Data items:

-- -- --

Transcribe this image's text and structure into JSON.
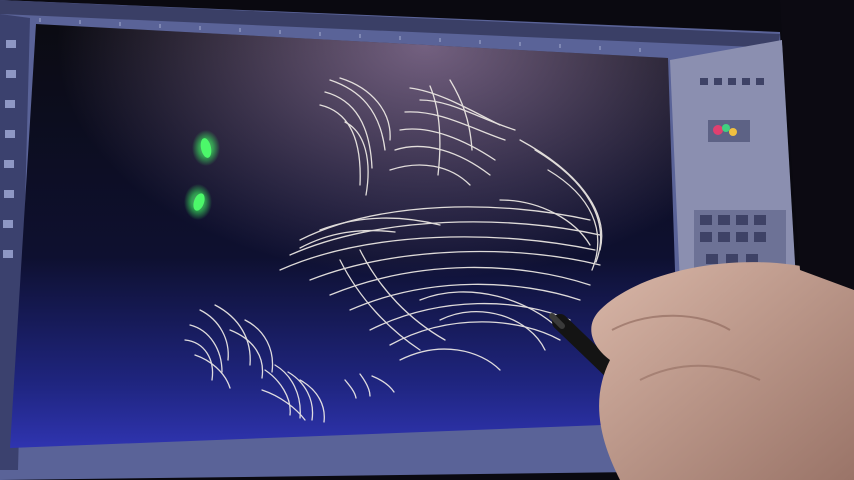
{
  "scene": {
    "kind": "photo-of-drawing-tablet-screen",
    "app_ui": {
      "toolbar": {
        "visible": true
      },
      "layers_panel": {
        "visible": true
      },
      "color_swatch": {
        "visible": true
      }
    },
    "artwork": {
      "subject": "black-cat-painted-with-white-fur-strokes",
      "eye_color": "#3cf060",
      "fur_color": "#f4f0ea",
      "background_gradient": [
        "#0a0a12",
        "#1a1f55",
        "#2d2fa0"
      ]
    },
    "stylus": {
      "color": "#141414"
    },
    "hand": {
      "skin_color": "#c9a596"
    }
  }
}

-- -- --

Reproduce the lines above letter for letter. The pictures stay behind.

EXERCISE ANSWER =
Transcribe this image's text and structure into JSON.
{
  "scene": {
    "kind": "photo-of-drawing-tablet-screen",
    "app_ui": {
      "toolbar": {
        "visible": true
      },
      "layers_panel": {
        "visible": true
      },
      "color_swatch": {
        "visible": true
      }
    },
    "artwork": {
      "subject": "black-cat-painted-with-white-fur-strokes",
      "eye_color": "#3cf060",
      "fur_color": "#f4f0ea",
      "background_gradient": [
        "#0a0a12",
        "#1a1f55",
        "#2d2fa0"
      ]
    },
    "stylus": {
      "color": "#141414"
    },
    "hand": {
      "skin_color": "#c9a596"
    }
  }
}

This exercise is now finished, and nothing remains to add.